Your assignment: Show every line of the data below that includes the word "type".
↓
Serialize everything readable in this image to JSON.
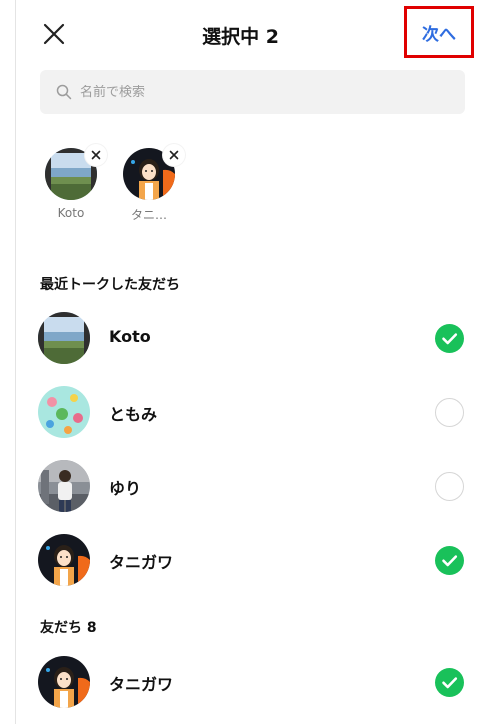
{
  "header": {
    "title": "選択中 2",
    "next_label": "次へ"
  },
  "search": {
    "placeholder": "名前で検索"
  },
  "selected": [
    {
      "name": "Koto"
    },
    {
      "name": "タニ…"
    }
  ],
  "sections": {
    "recent_title": "最近トークした友だち",
    "friends_title": "友だち 8"
  },
  "recent": [
    {
      "name": "Koto",
      "selected": true
    },
    {
      "name": "ともみ",
      "selected": false
    },
    {
      "name": "ゆり",
      "selected": false
    },
    {
      "name": "タニガワ",
      "selected": true
    }
  ],
  "friends": [
    {
      "name": "タニガワ",
      "selected": true
    }
  ],
  "colors": {
    "accent_blue": "#2f6de0",
    "check_green": "#19c15a",
    "highlight_red": "#e00000"
  }
}
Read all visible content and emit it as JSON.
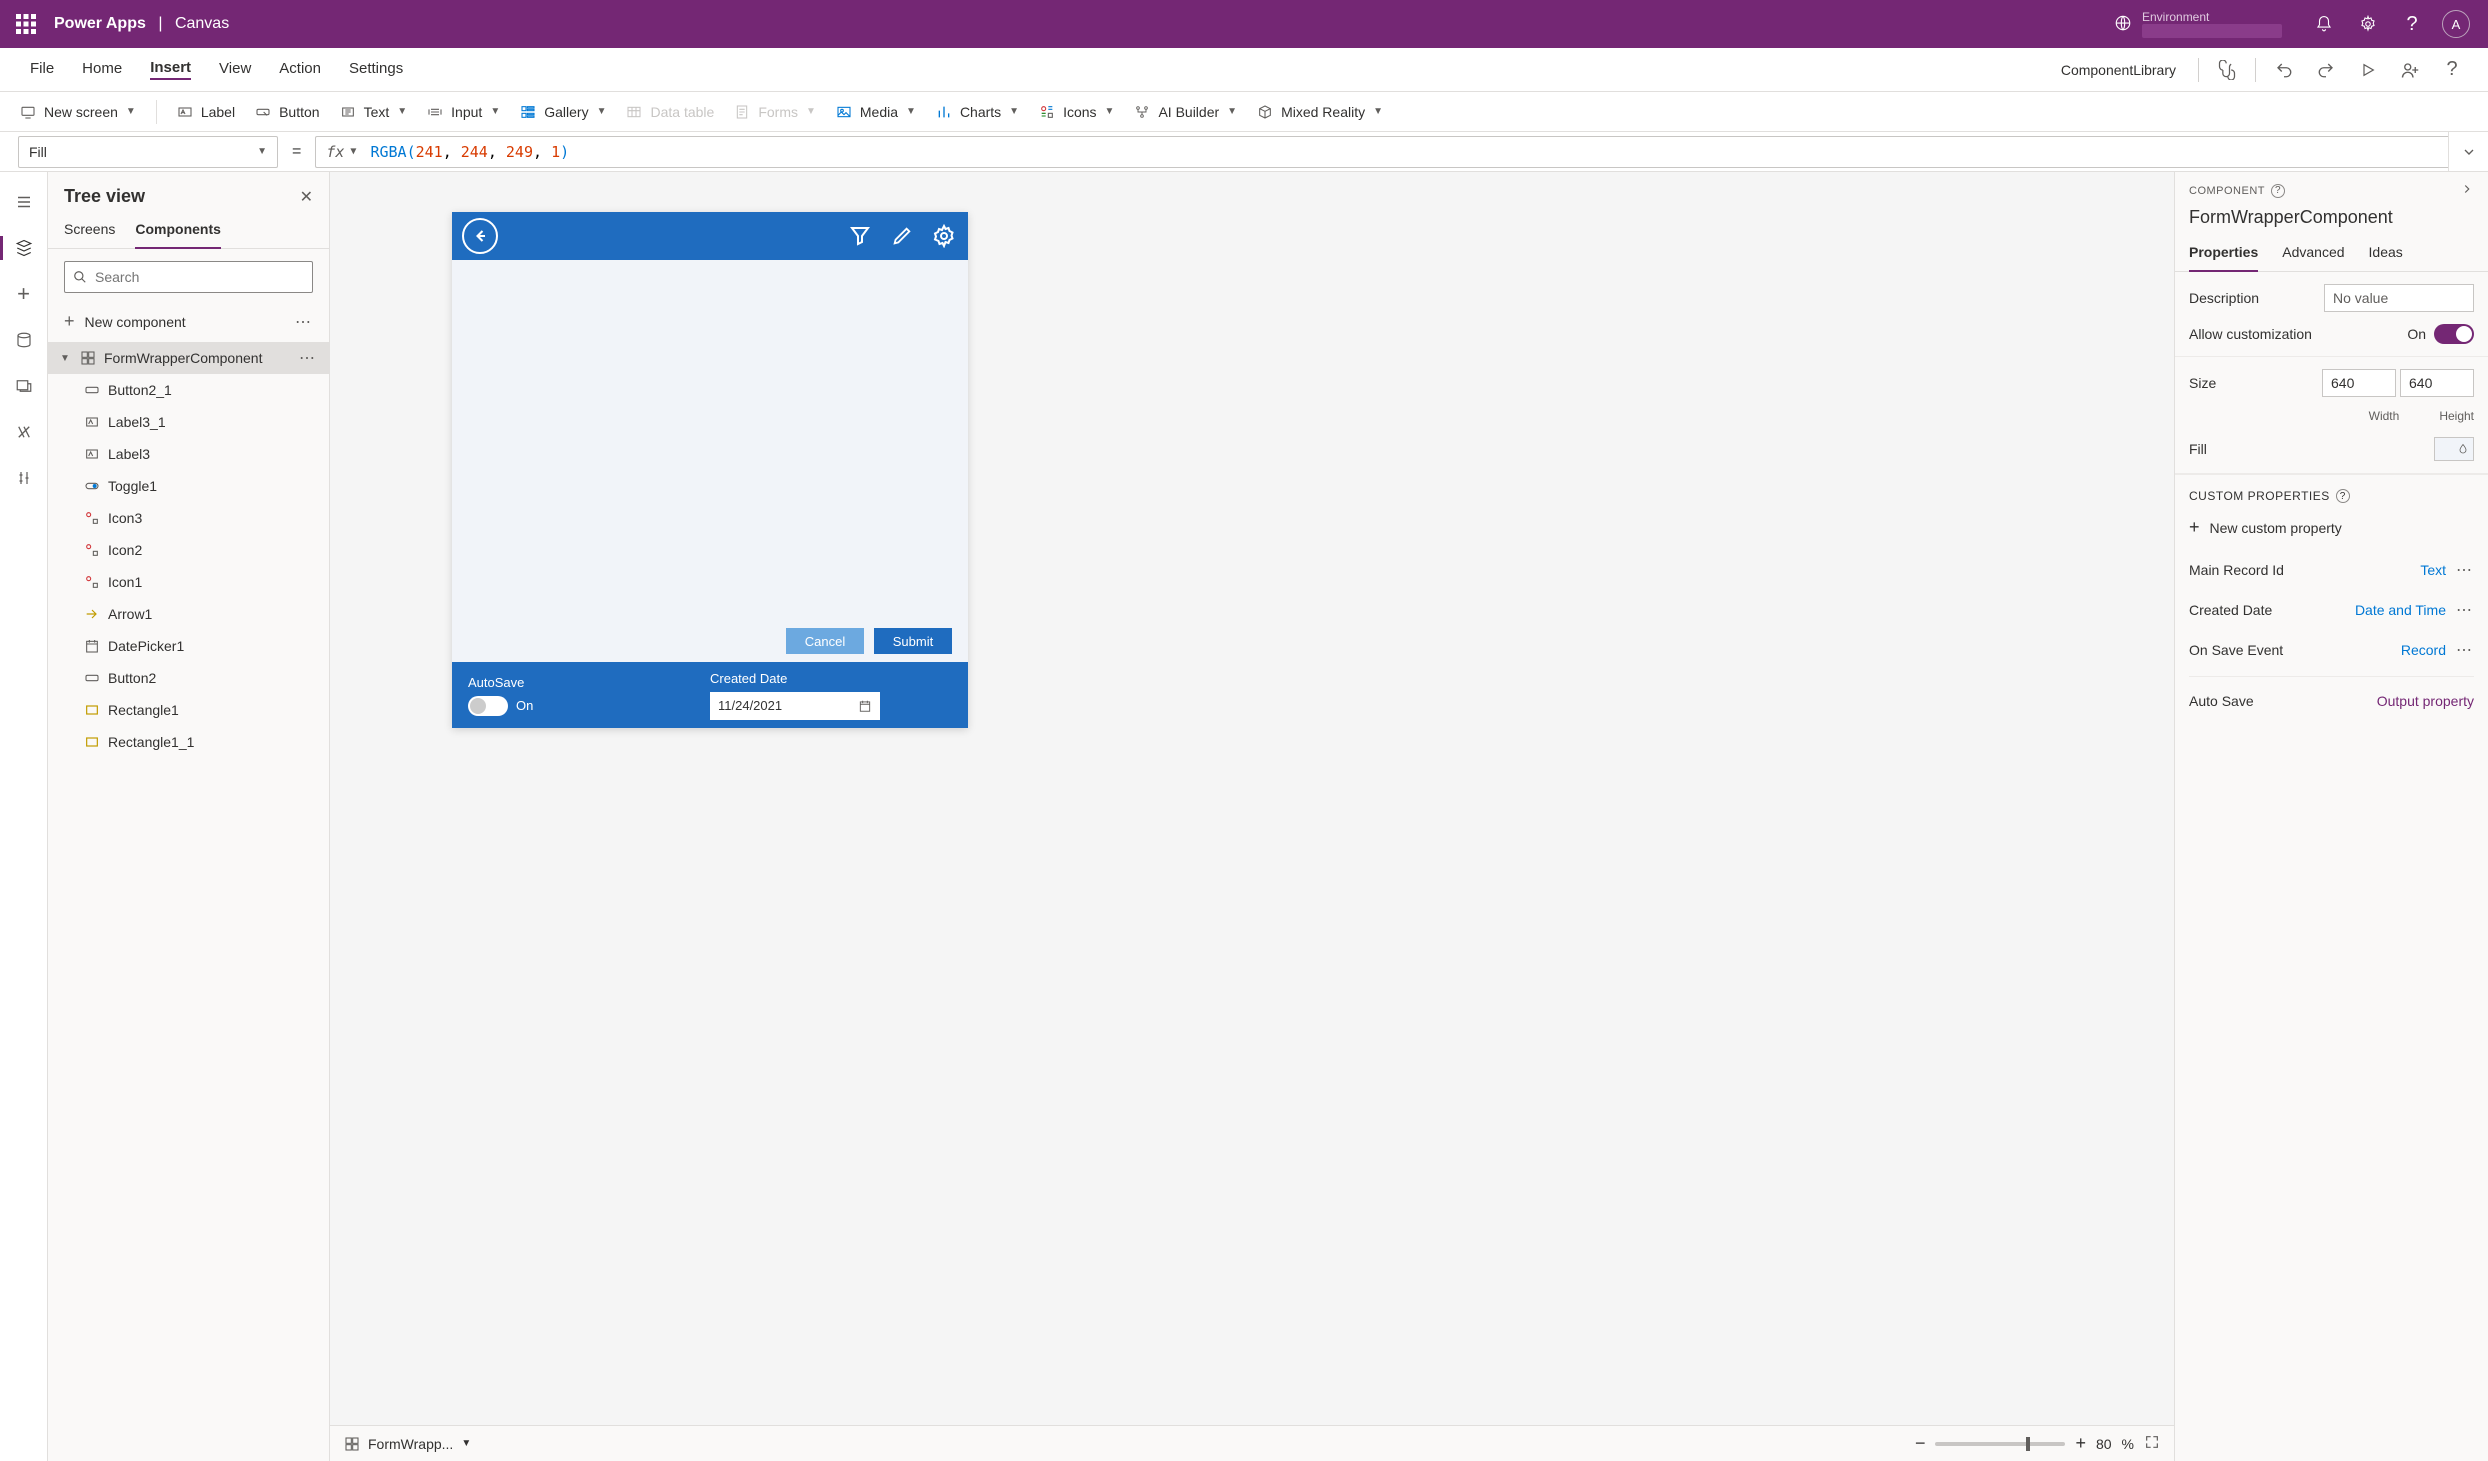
{
  "header": {
    "app": "Power Apps",
    "section": "Canvas",
    "environment_label": "Environment",
    "avatar_letter": "A"
  },
  "menubar": {
    "items": [
      "File",
      "Home",
      "Insert",
      "View",
      "Action",
      "Settings"
    ],
    "active_index": 2,
    "component_library": "ComponentLibrary"
  },
  "toolbar": {
    "new_screen": "New screen",
    "label": "Label",
    "button": "Button",
    "text": "Text",
    "input": "Input",
    "gallery": "Gallery",
    "data_table": "Data table",
    "forms": "Forms",
    "media": "Media",
    "charts": "Charts",
    "icons": "Icons",
    "ai_builder": "AI Builder",
    "mixed_reality": "Mixed Reality"
  },
  "formula": {
    "property": "Fill",
    "fx": "fx",
    "expression_fn": "RGBA",
    "args": [
      "241",
      "244",
      "249",
      "1"
    ]
  },
  "tree": {
    "title": "Tree view",
    "tabs": [
      "Screens",
      "Components"
    ],
    "active_tab": 1,
    "search_placeholder": "Search",
    "new_component": "New component",
    "root": "FormWrapperComponent",
    "children": [
      "Button2_1",
      "Label3_1",
      "Label3",
      "Toggle1",
      "Icon3",
      "Icon2",
      "Icon1",
      "Arrow1",
      "DatePicker1",
      "Button2",
      "Rectangle1",
      "Rectangle1_1"
    ]
  },
  "canvas": {
    "autosave_label": "AutoSave",
    "toggle_text": "On",
    "created_date_label": "Created Date",
    "date_value": "11/24/2021",
    "cancel": "Cancel",
    "submit": "Submit"
  },
  "status": {
    "breadcrumb": "FormWrapp...",
    "zoom": "80",
    "zoom_unit": "%"
  },
  "props": {
    "caption": "COMPONENT",
    "title": "FormWrapperComponent",
    "tabs": [
      "Properties",
      "Advanced",
      "Ideas"
    ],
    "active_tab": 0,
    "description_label": "Description",
    "description_placeholder": "No value",
    "allow_custom_label": "Allow customization",
    "allow_custom_value": "On",
    "size_label": "Size",
    "width_value": "640",
    "height_value": "640",
    "width_label": "Width",
    "height_label": "Height",
    "fill_label": "Fill",
    "custom_props_header": "CUSTOM PROPERTIES",
    "new_prop": "New custom property",
    "rows": [
      {
        "name": "Main Record Id",
        "type": "Text"
      },
      {
        "name": "Created Date",
        "type": "Date and Time"
      },
      {
        "name": "On Save Event",
        "type": "Record"
      },
      {
        "name": "Auto Save",
        "type": "Output property"
      }
    ]
  },
  "colors": {
    "accent": "#742774",
    "link": "#0078d4",
    "canvas_fill": "#f1f4f9",
    "blue_bar": "#1f6cbf"
  }
}
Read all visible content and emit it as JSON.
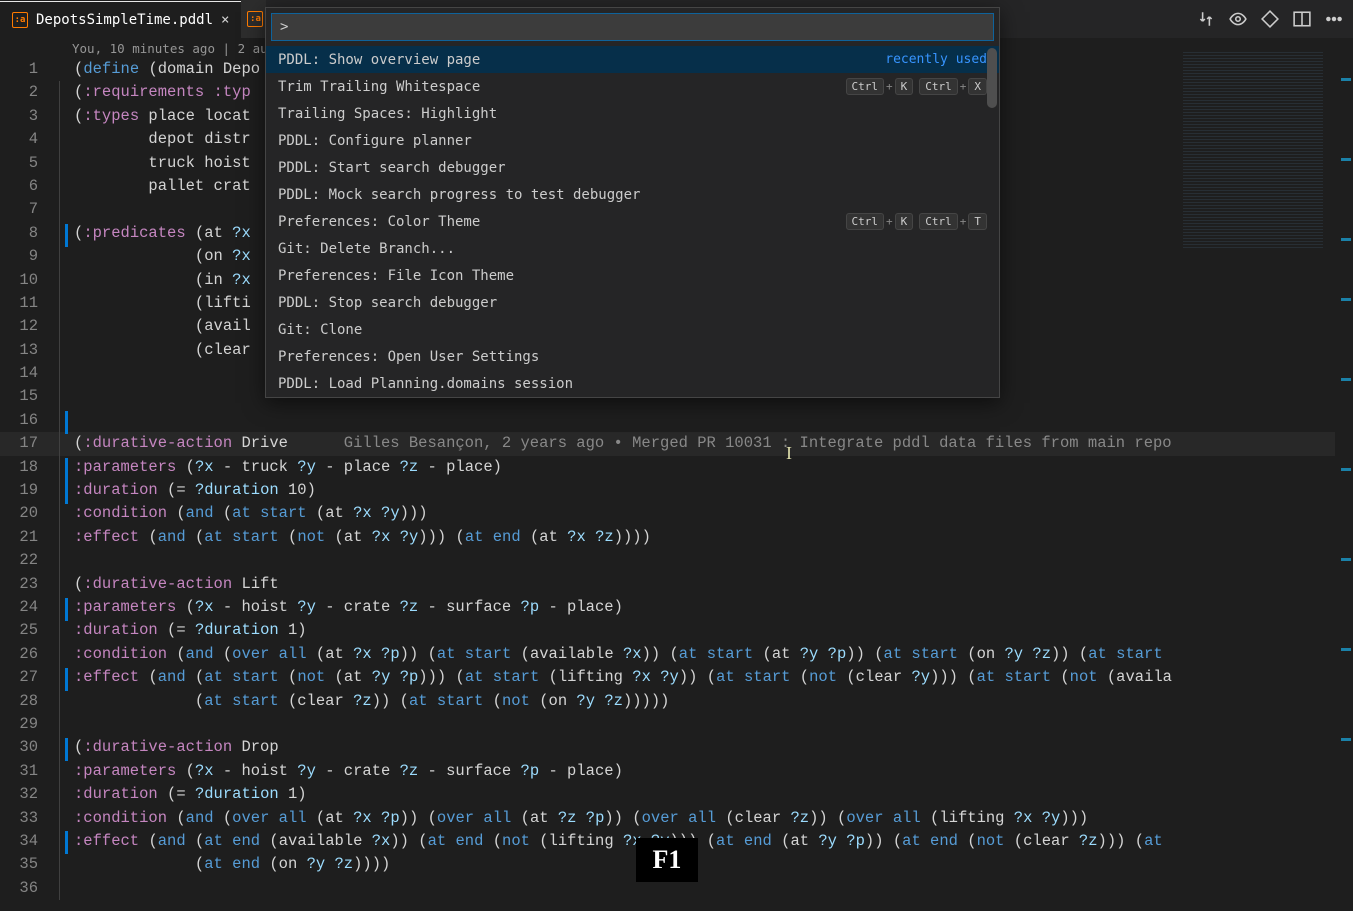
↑
Response below:
        "type": "Text"
        "type": "Date and Time"
        "type": "Record"
        "type": "Output property"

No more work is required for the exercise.